Discuss the flow of the discussion and how, specifically, it developed your understanding of the play and of how your contextual area relates to other contextual areas mentioned by your peers.

Conclusion:

Pick out the most interesting point raised in the discussion and how it relates to the question

Key words and phrases to use in your Reflective Statement:

My point was developed by…who stated that…

An interesting question was raised when…

This shed new light on…

I came to a new understanding of…

The discussion took a new direction when…

For a modern audience…

A turning point in the discussion came when…

I came to new understanding of…when…

Whereas previously I had thought…this point made me consider…

This led me to consider…this made me think…

All your points need to be SPECIFIC and GROUNDED in the text and context of the play.  Please avoid sweeping generalisations e.g. Women were inferior to men in Ancient Greece.

Sample Reflective Statement

Question: How was your understanding of cultural and contextual considerations of the work developed through the interactive oral?

Work used: Fathers and Sons by Ivan Turgenev

During the discussion, several articles were presented to the class.
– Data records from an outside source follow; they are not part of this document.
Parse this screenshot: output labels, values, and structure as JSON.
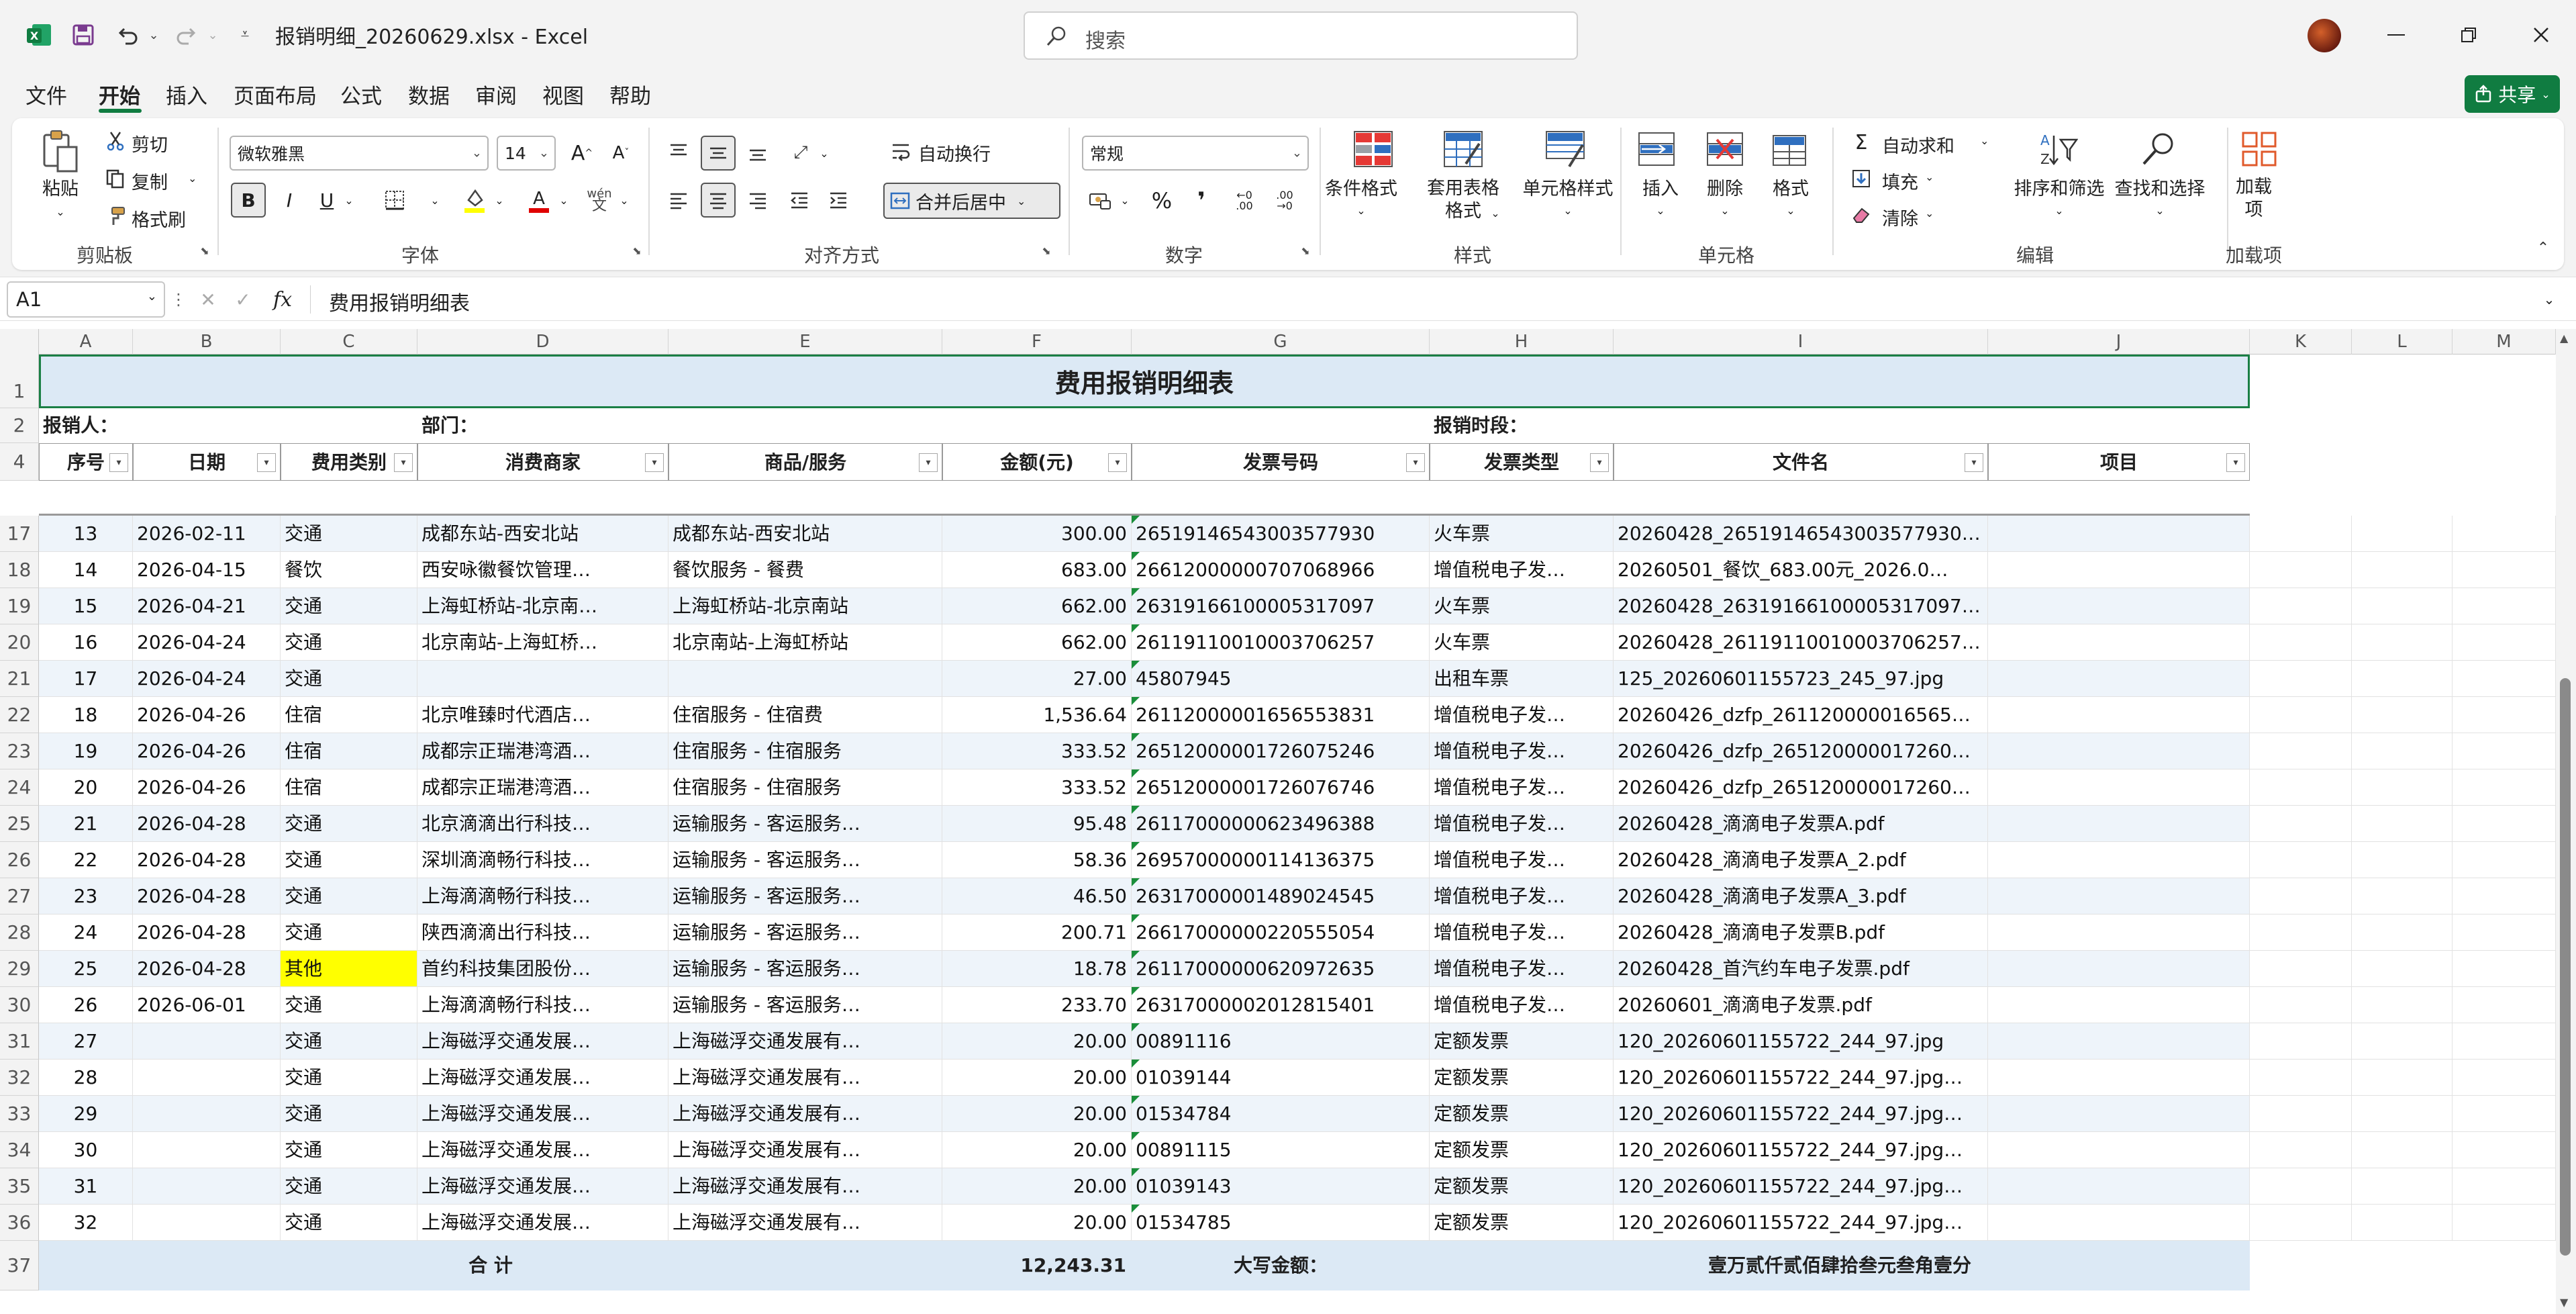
{
  "window": {
    "title": "报销明细_20260629.xlsx  -  Excel",
    "search_placeholder": "搜索"
  },
  "menu": {
    "items": [
      "文件",
      "开始",
      "插入",
      "页面布局",
      "公式",
      "数据",
      "审阅",
      "视图",
      "帮助"
    ],
    "active": "开始",
    "share": "共享"
  },
  "ribbon": {
    "clipboard": {
      "label": "剪贴板",
      "paste": "粘贴",
      "cut": "剪切",
      "copy": "复制",
      "format_painter": "格式刷"
    },
    "font": {
      "label": "字体",
      "font_name": "微软雅黑",
      "font_size": "14"
    },
    "alignment": {
      "label": "对齐方式",
      "wrap": "自动换行",
      "merge": "合并后居中"
    },
    "number": {
      "label": "数字",
      "format": "常规"
    },
    "styles": {
      "label": "样式",
      "conditional": "条件格式",
      "table_fmt": "套用表格格式",
      "cell_styles": "单元格样式"
    },
    "cells": {
      "label": "单元格",
      "insert": "插入",
      "delete": "删除",
      "format": "格式"
    },
    "editing": {
      "label": "编辑",
      "autosum": "自动求和",
      "fill": "填充",
      "clear": "清除",
      "sort": "排序和筛选",
      "find": "查找和选择"
    },
    "addins": {
      "label": "加载项",
      "addin": "加载项"
    }
  },
  "formula_bar": {
    "cell_ref": "A1",
    "content": "费用报销明细表"
  },
  "sheet": {
    "columns": [
      "A",
      "B",
      "C",
      "D",
      "E",
      "F",
      "G",
      "H",
      "I",
      "J",
      "K",
      "L",
      "M"
    ],
    "title": "费用报销明细表",
    "info": {
      "reporter": "报销人：",
      "dept": "部门：",
      "period": "报销时段："
    },
    "headers": [
      "序号",
      "日期",
      "费用类别",
      "消费商家",
      "商品/服务",
      "金额(元)",
      "发票号码",
      "发票类型",
      "文件名",
      "项目"
    ],
    "row_numbers": [
      "1",
      "2",
      "4",
      "17",
      "18",
      "19",
      "20",
      "21",
      "22",
      "23",
      "24",
      "25",
      "26",
      "27",
      "28",
      "29",
      "30",
      "31",
      "32",
      "33",
      "34",
      "35",
      "36",
      "37"
    ],
    "rows": [
      [
        "13",
        "2026-02-11",
        "交通",
        "成都东站-西安北站",
        "成都东站-西安北站",
        "300.00",
        "26519146543003577930",
        "火车票",
        "20260428_26519146543003577930…"
      ],
      [
        "14",
        "2026-04-15",
        "餐饮",
        "西安咏徽餐饮管理…",
        "餐饮服务 - 餐费",
        "683.00",
        "26612000000707068966",
        "增值税电子发…",
        "20260501_餐饮_683.00元_2026.0…"
      ],
      [
        "15",
        "2026-04-21",
        "交通",
        "上海虹桥站-北京南…",
        "上海虹桥站-北京南站",
        "662.00",
        "26319166100005317097",
        "火车票",
        "20260428_26319166100005317097…"
      ],
      [
        "16",
        "2026-04-24",
        "交通",
        "北京南站-上海虹桥…",
        "北京南站-上海虹桥站",
        "662.00",
        "26119110010003706257",
        "火车票",
        "20260428_26119110010003706257…"
      ],
      [
        "17",
        "2026-04-24",
        "交通",
        "",
        "",
        "27.00",
        "45807945",
        "出租车票",
        "125_20260601155723_245_97.jpg"
      ],
      [
        "18",
        "2026-04-26",
        "住宿",
        "北京唯臻时代酒店…",
        "住宿服务 - 住宿费",
        "1,536.64",
        "26112000001656553831",
        "增值税电子发…",
        "20260426_dzfp_261120000016565…"
      ],
      [
        "19",
        "2026-04-26",
        "住宿",
        "成都宗正瑞港湾酒…",
        "住宿服务 - 住宿服务",
        "333.52",
        "26512000001726075246",
        "增值税电子发…",
        "20260426_dzfp_265120000017260…"
      ],
      [
        "20",
        "2026-04-26",
        "住宿",
        "成都宗正瑞港湾酒…",
        "住宿服务 - 住宿服务",
        "333.52",
        "26512000001726076746",
        "增值税电子发…",
        "20260426_dzfp_265120000017260…"
      ],
      [
        "21",
        "2026-04-28",
        "交通",
        "北京滴滴出行科技…",
        "运输服务 - 客运服务…",
        "95.48",
        "26117000000623496388",
        "增值税电子发…",
        "20260428_滴滴电子发票A.pdf"
      ],
      [
        "22",
        "2026-04-28",
        "交通",
        "深圳滴滴畅行科技…",
        "运输服务 - 客运服务…",
        "58.36",
        "26957000000114136375",
        "增值税电子发…",
        "20260428_滴滴电子发票A_2.pdf"
      ],
      [
        "23",
        "2026-04-28",
        "交通",
        "上海滴滴畅行科技…",
        "运输服务 - 客运服务…",
        "46.50",
        "26317000001489024545",
        "增值税电子发…",
        "20260428_滴滴电子发票A_3.pdf"
      ],
      [
        "24",
        "2026-04-28",
        "交通",
        "陕西滴滴出行科技…",
        "运输服务 - 客运服务…",
        "200.71",
        "26617000000220555054",
        "增值税电子发…",
        "20260428_滴滴电子发票B.pdf"
      ],
      [
        "25",
        "2026-04-28",
        "其他",
        "首约科技集团股份…",
        "运输服务 - 客运服务…",
        "18.78",
        "26117000000620972635",
        "增值税电子发…",
        "20260428_首汽约车电子发票.pdf"
      ],
      [
        "26",
        "2026-06-01",
        "交通",
        "上海滴滴畅行科技…",
        "运输服务 - 客运服务…",
        "233.70",
        "26317000002012815401",
        "增值税电子发…",
        "20260601_滴滴电子发票.pdf"
      ],
      [
        "27",
        "",
        "交通",
        "上海磁浮交通发展…",
        "上海磁浮交通发展有…",
        "20.00",
        "00891116",
        "定额发票",
        "120_20260601155722_244_97.jpg"
      ],
      [
        "28",
        "",
        "交通",
        "上海磁浮交通发展…",
        "上海磁浮交通发展有…",
        "20.00",
        "01039144",
        "定额发票",
        "120_20260601155722_244_97.jpg…"
      ],
      [
        "29",
        "",
        "交通",
        "上海磁浮交通发展…",
        "上海磁浮交通发展有…",
        "20.00",
        "01534784",
        "定额发票",
        "120_20260601155722_244_97.jpg…"
      ],
      [
        "30",
        "",
        "交通",
        "上海磁浮交通发展…",
        "上海磁浮交通发展有…",
        "20.00",
        "00891115",
        "定额发票",
        "120_20260601155722_244_97.jpg…"
      ],
      [
        "31",
        "",
        "交通",
        "上海磁浮交通发展…",
        "上海磁浮交通发展有…",
        "20.00",
        "01039143",
        "定额发票",
        "120_20260601155722_244_97.jpg…"
      ],
      [
        "32",
        "",
        "交通",
        "上海磁浮交通发展…",
        "上海磁浮交通发展有…",
        "20.00",
        "01534785",
        "定额发票",
        "120_20260601155722_244_97.jpg…"
      ]
    ],
    "totals": {
      "label": "合    计",
      "amount": "12,243.31",
      "uppercase_label": "大写金额：",
      "uppercase_value": "壹万贰仟贰佰肆拾叁元叁角壹分"
    },
    "highlight_color": "#ffff00",
    "title_fill": "#dce9f5"
  }
}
The subjects brought to light were the Russian economy during the 1850s, serfdom, and the question of whether Turgenev was obsolete or not. The articles on the Russian economy explained the state of transition the Russian economy was in during the mid-1850s. Prior to this period, there were members of the society called serfs. These were essentially slaves who worked on the fields of rich peasants, or the upper class. However, at this time Russia began to move away from serfdom.

After this discussion, it would appear Turgenev places great importance on the time, place, and culture of his novel, as serfdom and the existence of social classes are a predominant feature in Fathers and Sons. I found this discussion interesting, as it clarified some aspects of the novel. For example, in Fathers and Sons, Nikolai is a relatively well off land owner, and he ‘owns’ many serfs. However, as the system begins to evolve, the serfs and their owners have some trouble adjusting to the new system of land ownership. The serfs are misbehaved and irresponsible, and these aspects of the culture and context form the setting of the novel.

The article on the ‘Turgenev Question’ was interesting as well, because it highlighted some of Turgenev’s techniques, and what he’s famous for. According to the article, the art of Turgenev is in understatement: he manages to capture large philosophical, social, and historical movements as manifested in everyday life.

This can indeed be seen in Fathers and Sons. Turgenev paints a picture of commonplace Russian life with characters like Nikolai Arkady, Pavel, Bazarov and Fenichka, using barely any overly dramatic devices. Yet, through the characters’ thoughts and interactions with each other Turgenev explores ideas such as familial relationships. Furthermore, he portrays other aspects of Russian life, including the wide gap between social classes and the idea of young people rejecting all authorities.